In light of this gap and peculiar social norms how can we as stakeholders ensure that the movement to empower woman continues to build momentum? How do we position ourselves as women to take up the responsibility of being empowered without distorting the fine aspects of our unique cultural identity and what are the real barriers to women empowerment in Ghana. Drawing from my personal encounters in life I will attempt addressing some of these issues. To be empowered as a woman you need;
- Education or the right talent/skills. In addition to education and or skills/talent we need
- Work on improving our self-worth,
- Work on building our confidence,
- Learn to sit at the table, and
- Put ourselves up for opportunities and when the doors open for us we must endeavour to excel, through innovation and creativity, share our stories, mentor people who need us and support other females to climb the ladder of empowerment. It is only when we as women do some of the above that we give society reason to empower more women.
In our context the major barrier to women empowerment is cultural, which translates socially in our everyday world. Culturally we are brought up to believe that the place of a women is by the side of a man; that too much education or wealth will make a woman less appealing to men; that a way to the man’s heart is through his stomach and so, whilst our brothers sit with the elders and part-take in important meetings we learn to cook and clean.
My sisters, haven grown up in an environment with strong gender roles, it’s not surprising that we act and think the way we do. It’s not surprising that we are engrossed with promoting our sexuality rather than our intellect/talent, it’s also not surprising that we think the men should lead and we just follow even when we are better equipped than them.

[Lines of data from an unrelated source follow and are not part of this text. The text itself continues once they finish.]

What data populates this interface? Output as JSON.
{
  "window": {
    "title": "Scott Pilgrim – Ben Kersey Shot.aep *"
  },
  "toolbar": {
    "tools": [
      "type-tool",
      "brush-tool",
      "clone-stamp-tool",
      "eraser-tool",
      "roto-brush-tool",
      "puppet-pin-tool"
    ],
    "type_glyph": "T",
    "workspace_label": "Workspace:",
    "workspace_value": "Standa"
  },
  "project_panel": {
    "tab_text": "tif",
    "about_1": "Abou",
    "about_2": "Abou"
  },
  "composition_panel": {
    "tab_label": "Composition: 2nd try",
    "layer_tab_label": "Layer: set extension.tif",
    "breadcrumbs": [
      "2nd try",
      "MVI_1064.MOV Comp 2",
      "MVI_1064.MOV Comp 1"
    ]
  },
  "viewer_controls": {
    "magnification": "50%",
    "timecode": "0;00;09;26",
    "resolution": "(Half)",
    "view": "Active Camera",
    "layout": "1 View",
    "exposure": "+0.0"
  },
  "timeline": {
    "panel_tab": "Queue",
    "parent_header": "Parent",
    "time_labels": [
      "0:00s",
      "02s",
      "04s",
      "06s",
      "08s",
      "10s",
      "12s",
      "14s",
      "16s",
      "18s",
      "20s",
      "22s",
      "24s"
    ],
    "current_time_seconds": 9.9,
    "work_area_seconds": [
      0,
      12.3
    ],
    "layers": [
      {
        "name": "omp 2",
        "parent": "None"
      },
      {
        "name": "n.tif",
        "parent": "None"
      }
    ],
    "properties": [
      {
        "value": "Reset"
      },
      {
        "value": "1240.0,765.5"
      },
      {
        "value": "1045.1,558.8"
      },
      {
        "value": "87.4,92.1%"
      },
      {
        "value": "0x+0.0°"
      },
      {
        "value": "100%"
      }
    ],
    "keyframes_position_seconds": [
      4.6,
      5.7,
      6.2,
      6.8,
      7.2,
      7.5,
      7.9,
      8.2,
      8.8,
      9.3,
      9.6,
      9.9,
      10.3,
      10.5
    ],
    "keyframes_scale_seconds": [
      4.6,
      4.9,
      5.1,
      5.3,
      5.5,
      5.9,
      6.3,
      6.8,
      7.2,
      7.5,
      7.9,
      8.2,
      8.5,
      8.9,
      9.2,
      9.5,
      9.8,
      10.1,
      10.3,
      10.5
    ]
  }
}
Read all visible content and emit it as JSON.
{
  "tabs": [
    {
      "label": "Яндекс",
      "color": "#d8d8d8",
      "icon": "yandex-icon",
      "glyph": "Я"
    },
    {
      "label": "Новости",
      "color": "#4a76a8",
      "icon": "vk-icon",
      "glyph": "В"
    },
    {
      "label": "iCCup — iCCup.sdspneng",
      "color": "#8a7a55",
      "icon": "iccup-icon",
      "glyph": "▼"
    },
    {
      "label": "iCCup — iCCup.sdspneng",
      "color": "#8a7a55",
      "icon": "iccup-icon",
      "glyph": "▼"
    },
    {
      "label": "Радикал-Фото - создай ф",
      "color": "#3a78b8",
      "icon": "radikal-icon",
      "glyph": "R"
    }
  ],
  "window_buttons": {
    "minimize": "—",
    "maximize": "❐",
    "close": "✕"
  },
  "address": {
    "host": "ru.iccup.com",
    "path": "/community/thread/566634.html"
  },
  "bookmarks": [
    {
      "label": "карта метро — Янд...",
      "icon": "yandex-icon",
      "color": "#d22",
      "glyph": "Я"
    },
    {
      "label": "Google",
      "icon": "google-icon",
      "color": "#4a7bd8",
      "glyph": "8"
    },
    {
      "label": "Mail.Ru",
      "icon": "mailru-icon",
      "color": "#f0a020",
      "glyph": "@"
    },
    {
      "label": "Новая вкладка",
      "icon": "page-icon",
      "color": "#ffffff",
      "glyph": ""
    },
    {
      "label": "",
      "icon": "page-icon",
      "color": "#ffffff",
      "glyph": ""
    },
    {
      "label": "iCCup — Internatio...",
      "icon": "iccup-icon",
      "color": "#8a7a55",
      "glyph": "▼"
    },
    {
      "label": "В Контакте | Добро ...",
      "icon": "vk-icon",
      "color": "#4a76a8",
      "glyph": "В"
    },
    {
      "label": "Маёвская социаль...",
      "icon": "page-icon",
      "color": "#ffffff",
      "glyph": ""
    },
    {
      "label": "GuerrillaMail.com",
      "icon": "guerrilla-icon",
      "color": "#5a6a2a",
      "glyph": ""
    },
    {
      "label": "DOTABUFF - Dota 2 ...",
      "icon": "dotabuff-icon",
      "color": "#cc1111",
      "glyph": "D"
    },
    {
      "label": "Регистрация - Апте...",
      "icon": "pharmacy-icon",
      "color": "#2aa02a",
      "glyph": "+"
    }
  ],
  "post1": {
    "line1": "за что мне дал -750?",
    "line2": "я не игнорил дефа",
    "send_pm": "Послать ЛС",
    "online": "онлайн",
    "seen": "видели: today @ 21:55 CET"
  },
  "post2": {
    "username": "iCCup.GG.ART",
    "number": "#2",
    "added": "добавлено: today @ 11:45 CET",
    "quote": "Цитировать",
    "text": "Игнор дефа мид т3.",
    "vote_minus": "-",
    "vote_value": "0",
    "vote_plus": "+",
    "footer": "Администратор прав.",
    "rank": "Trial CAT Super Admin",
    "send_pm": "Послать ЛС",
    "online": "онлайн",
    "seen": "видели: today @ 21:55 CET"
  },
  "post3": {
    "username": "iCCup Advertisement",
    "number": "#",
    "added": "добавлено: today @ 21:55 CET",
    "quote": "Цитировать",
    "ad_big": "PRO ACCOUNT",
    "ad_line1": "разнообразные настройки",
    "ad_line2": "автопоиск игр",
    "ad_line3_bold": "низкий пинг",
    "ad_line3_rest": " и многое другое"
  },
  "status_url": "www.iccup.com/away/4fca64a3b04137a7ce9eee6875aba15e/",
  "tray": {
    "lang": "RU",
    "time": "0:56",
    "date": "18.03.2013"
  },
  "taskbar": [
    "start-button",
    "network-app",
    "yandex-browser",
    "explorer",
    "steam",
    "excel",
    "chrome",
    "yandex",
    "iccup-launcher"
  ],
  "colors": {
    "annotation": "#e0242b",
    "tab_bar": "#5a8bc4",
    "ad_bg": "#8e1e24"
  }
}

I am happy we are talking about it, because advocacy is a key tool for overcoming the issue. Gaining social empowerment can also be difficult because it involves ‘mindset’ and ‘orientation’. In Ghana, advocacy, affirmative actions, laws, public policy, and education are a few of the ways governments, Civil Society, gender activities and other stakeholders are trying to address the issue of empowering women. Indeed, the Beijing conference of 1995 has also been instrumental in progress chalked thus far. Let’s add up to progress made globally by worrying less about how we look and worry more about what we know or can learn. After all, trust me, looks don’t last forever but knowledge or skill will. Let’s work to overcome timidity, let’s acquire knowledge and most importantly let’s believe in ourselves even if no one believes in us. Once you break through, people will start accepting you. Eliminating a significant part of a nation’s work force on the sole basis of gender can have detrimental effects because women represent most of the world’s poor population. It is critical that we embrace the era of empowering women now, especially for us in developing countries where it can be a key to unlocking poverty. A study conducted by fortune 500 found that of fortune 500’s companies, “those with more women board directors had significantly higher financial returns, including; 53 percent higher returns on equity, 24 percent higher returns on sales and 67 percent higher returns on invested capital.
I am sharing this to allay the fears of those who have doubts about the technical capabilities of a woman. I am also sharing this because according to the statistics, of the
- 190 heads of state only 9 are women.
- Only 14-16% of women are on Boards of companies or corporations
- Only 3-4% of women are CEOs/Chairpersons
- Only 5% of women are in executive position.
I am sharing the study because Women in developing countries produce 70% of the food but own only 2% of land;
I am sharing the study because 2/3 of men executive have kids and only 1/3 of women executives have kids.
I am sharing the study because we cannot do this without the support of the men.